Waymo spokesperson Sandy Karp told The Standard that the vehicle was "navigating," or departing after dropping off a passenger, and had turned onto Jackson when it encountered a pop-up street fair. While it was driving through or past the pop-up alongside other human drivers, a crowd of people rushed it.
The exact timeline of events remains in dispute. According to SFPD, officers responded to the 700 block of Jackson St. at approximately 8:50 p.m. and found the Waymo engulfed in flames.
However, San Francisco Fire Department spokesperson Lt. Mariano Elias said firefighters responded to the scene at 9:03 p.m. and learned that a group of 10 people had surrounded the car, tagging it with graffiti and breaking its windows before setting off a firework inside the Jaguar.
A vehicle posted by Twitter user World Peace Movement shows a member of the crowd tossing a firework into the vehicle’s front passenger seat via the broken passenger window. Within seconds, flames are visible in the front seat of the car.
Safe Street Rebel, an activist organization that made headlines for placing traffic cones on the hoods of robotaxis last year to impede their progress, said the attack on the Waymo was “not a Safe Street Rebel action.”
However, the organization added that it “does speak to popular sentiment towards these dangerous and unneeded contraptions.”
“People are frustrated with them having unfettered access to our streets and the issues that come with that like invasive surveillance technology,” the organization wrote in a direct message to The Standard. “We can't speak to why this particular incident happened but it didn't come out of nowhere.”
Billy Riggs, the director of the University of San Francisco’s Autonomous Vehicles and the City Initiative, called the attack an example of “sheer urban violence.”
“When I look at this, it’s less a targeted attack on Waymo and more just a partying mob that’s completely out of control,” Riggs said.
By and large, however, Riggs said he is not greatly concerned about passenger safety in such situations because of the ability of customer service representatives to quickly contact riders and connect with police and fire department dispatchers.
The onboard data and footage gathered by vehicle sensors and cameras can be used to prosecute the suspected vandals, he said. Although Waymo is limited in the amount of data it can receive via a wireless transfer over the air, Riggs said data could possibly still be collected physically from what remains of the vehicle.
“I’ve read enough about forensic data acquisition that even a charred disk can still have data extracted,” Riggs said.
Since Cruise pulled its entire fleet of robotaxis off the road last fall following an incident where one of its vehicles dragged a woman under its chassis, Waymo has been the only company permitted to offer paid, driverless rides in San Francisco. The company, which is owned by Google parent Alphabet, currently also operates in Phoenix and is seeking to expand its operations in the Bay Area as well as Los Angeles and Austin.
Alain Kornhauser, an operations research and financial engineering professor at Princeton University, said he still believes in the ability of autonomous vehicles to provide affordable transportation access to those in need of it. But, he said, the footage of the destruction was sobering.

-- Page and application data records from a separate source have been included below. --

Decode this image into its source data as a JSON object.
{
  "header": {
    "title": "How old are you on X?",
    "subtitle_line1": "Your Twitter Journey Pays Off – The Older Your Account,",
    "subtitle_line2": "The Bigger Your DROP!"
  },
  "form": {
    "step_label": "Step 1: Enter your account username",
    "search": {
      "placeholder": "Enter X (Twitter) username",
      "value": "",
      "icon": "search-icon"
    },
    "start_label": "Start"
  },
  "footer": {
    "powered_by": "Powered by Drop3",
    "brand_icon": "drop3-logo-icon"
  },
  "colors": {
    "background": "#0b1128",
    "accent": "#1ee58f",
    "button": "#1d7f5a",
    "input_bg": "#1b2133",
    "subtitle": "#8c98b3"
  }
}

“One has to look back and say, ‘How did we get to this?’” Kornhauser said. “If it was me, I would ask what is it that I’m doing that is perceived to be so unappreciated.”